Your goal:
In the listing that follows, tally the lines containing "title"; give the count and nothing more.

::: Data :::

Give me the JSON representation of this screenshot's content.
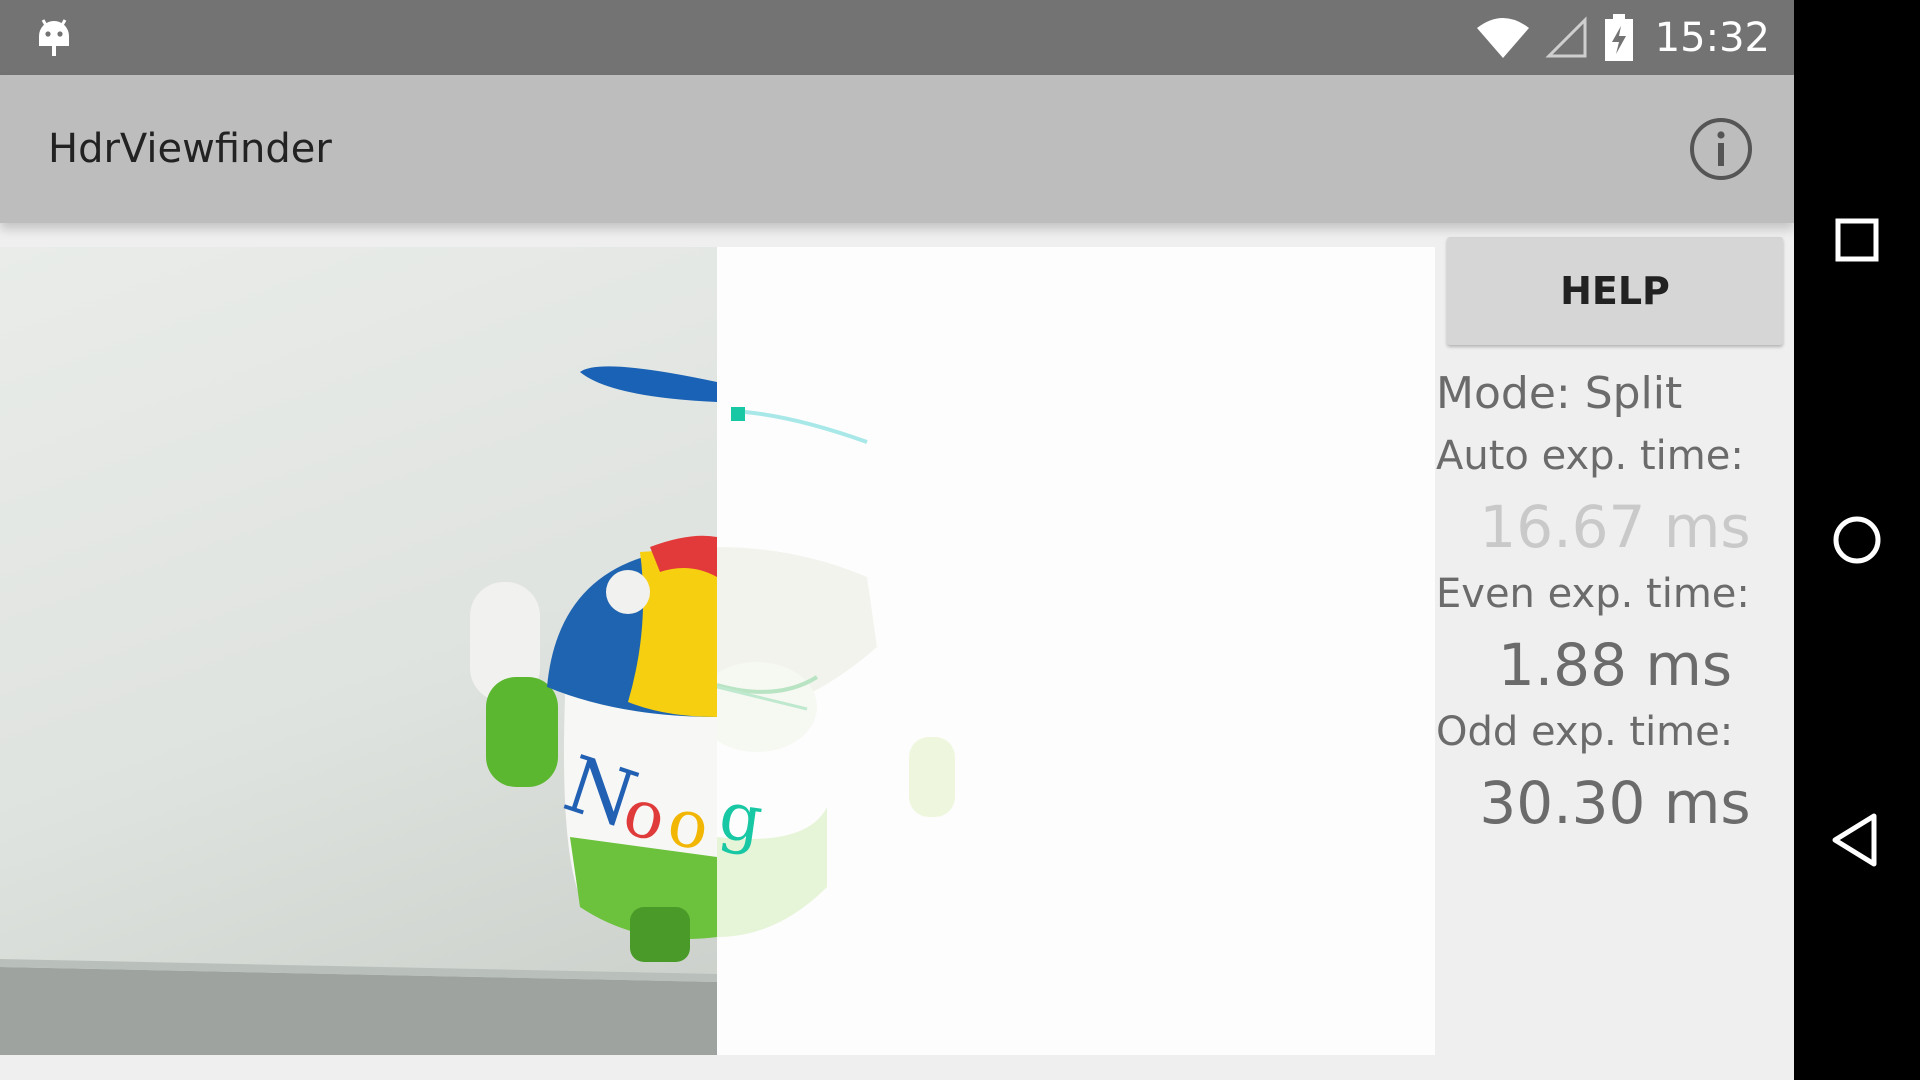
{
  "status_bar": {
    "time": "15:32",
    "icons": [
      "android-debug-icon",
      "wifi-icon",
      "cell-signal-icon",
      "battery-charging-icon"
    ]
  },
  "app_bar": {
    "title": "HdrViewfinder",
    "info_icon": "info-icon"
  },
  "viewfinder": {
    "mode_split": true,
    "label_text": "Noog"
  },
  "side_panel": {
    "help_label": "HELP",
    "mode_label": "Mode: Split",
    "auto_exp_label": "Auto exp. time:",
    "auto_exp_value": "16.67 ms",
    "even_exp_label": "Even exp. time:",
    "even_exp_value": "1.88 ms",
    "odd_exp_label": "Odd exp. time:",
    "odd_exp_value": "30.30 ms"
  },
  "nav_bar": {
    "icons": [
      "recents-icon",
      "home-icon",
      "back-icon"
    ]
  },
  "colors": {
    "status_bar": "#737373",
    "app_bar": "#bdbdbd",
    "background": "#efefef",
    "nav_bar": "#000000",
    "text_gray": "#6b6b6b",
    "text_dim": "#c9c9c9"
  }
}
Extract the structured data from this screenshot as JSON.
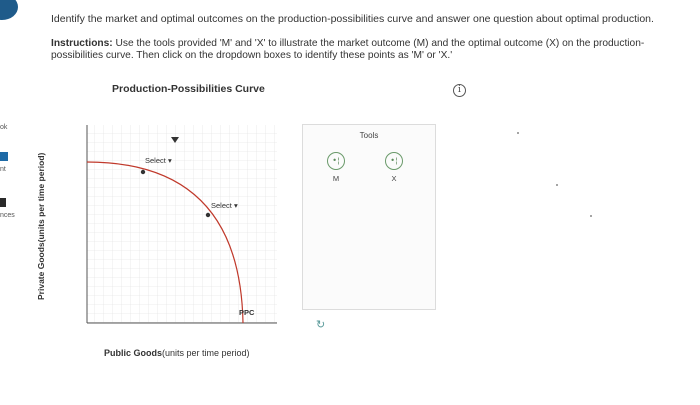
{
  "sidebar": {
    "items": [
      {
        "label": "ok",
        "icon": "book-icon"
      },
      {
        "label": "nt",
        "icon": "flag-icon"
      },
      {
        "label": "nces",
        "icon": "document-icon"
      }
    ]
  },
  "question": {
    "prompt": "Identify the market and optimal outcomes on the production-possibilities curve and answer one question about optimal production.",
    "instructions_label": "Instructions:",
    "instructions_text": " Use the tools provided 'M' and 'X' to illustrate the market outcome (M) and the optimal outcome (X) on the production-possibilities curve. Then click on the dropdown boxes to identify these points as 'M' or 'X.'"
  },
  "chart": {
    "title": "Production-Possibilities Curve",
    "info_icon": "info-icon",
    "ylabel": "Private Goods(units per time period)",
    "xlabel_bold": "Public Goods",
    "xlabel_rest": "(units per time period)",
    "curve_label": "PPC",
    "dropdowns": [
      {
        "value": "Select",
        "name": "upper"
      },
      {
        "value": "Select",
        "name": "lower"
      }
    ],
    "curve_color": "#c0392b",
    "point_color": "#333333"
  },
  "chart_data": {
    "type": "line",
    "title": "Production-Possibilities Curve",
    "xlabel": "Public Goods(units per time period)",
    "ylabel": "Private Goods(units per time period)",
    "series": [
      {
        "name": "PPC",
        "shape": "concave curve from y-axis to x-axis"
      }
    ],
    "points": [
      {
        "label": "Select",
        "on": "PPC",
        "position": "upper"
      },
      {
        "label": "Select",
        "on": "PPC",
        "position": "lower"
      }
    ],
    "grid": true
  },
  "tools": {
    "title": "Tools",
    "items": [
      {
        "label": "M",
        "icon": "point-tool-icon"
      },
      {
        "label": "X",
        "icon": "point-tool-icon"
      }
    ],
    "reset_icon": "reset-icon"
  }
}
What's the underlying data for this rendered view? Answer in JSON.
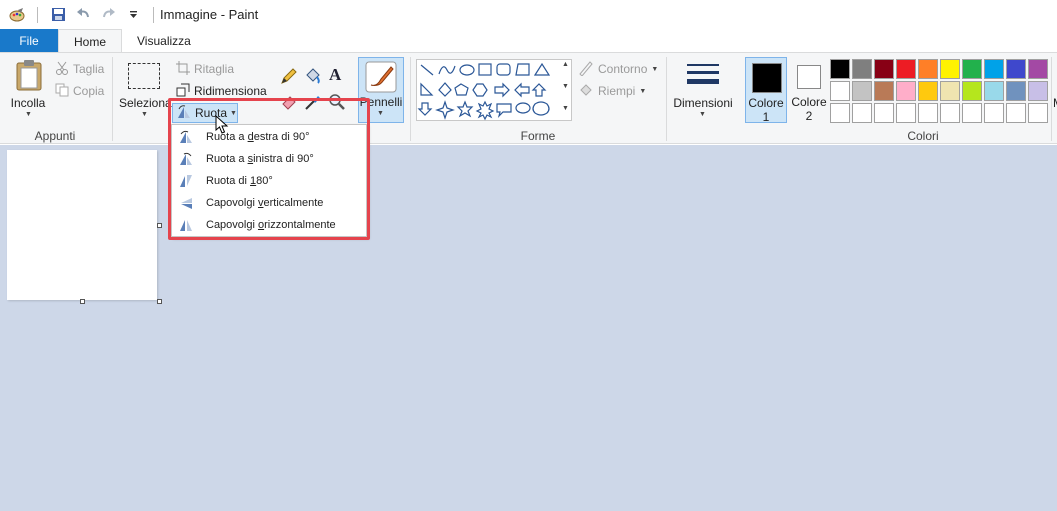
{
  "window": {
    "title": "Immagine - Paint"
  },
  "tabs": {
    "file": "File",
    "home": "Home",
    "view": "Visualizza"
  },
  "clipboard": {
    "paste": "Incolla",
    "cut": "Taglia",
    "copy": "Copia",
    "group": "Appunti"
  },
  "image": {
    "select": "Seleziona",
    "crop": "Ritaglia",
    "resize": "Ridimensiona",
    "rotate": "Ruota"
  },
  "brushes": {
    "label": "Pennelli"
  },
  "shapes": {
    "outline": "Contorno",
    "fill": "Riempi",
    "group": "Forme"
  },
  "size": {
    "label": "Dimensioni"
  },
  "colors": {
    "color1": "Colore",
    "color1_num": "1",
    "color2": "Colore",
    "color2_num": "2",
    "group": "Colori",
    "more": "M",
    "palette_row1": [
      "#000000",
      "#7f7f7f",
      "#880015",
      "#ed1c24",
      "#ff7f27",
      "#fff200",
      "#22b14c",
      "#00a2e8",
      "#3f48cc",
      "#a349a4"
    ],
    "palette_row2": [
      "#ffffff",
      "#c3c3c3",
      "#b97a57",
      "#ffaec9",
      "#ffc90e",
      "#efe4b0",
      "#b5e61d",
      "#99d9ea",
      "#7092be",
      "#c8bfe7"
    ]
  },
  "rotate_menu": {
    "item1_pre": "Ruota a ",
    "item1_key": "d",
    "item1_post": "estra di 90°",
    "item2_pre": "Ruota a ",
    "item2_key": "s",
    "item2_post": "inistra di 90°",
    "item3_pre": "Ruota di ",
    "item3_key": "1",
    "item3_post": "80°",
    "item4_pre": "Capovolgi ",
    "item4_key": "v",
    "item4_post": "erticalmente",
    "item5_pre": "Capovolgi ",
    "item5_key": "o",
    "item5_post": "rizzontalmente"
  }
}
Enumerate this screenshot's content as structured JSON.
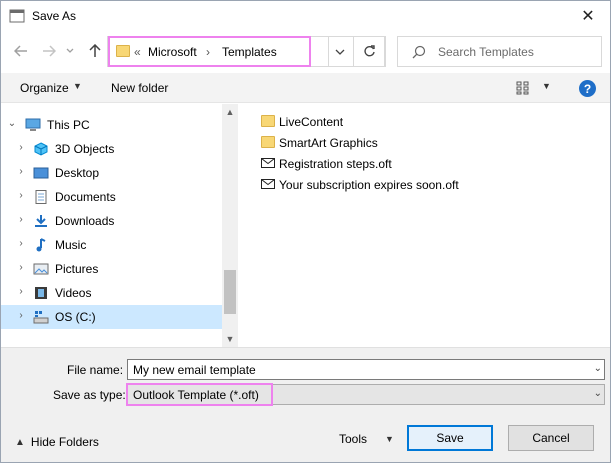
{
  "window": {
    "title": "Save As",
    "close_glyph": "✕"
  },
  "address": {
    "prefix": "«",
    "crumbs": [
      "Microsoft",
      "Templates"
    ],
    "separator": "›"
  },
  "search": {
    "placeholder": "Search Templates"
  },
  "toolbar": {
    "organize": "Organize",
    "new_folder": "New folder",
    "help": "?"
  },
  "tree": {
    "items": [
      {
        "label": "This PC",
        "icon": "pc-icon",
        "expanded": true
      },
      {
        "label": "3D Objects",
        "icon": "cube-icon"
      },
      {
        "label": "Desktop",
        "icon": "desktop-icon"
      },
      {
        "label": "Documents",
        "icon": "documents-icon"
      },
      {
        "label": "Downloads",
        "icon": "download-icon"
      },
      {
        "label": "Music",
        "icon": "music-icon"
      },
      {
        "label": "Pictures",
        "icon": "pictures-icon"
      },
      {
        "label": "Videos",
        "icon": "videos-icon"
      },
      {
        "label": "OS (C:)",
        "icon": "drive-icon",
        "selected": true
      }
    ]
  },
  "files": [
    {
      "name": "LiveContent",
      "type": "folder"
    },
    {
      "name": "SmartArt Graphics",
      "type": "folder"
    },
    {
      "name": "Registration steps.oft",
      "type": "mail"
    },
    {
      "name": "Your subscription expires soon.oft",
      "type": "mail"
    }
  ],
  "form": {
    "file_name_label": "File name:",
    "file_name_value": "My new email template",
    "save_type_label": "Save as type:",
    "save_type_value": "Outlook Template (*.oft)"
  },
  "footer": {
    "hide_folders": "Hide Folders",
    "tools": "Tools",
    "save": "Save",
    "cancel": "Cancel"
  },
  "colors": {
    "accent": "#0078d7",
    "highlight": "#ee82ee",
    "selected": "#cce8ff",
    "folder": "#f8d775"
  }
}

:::

Problem solution:
6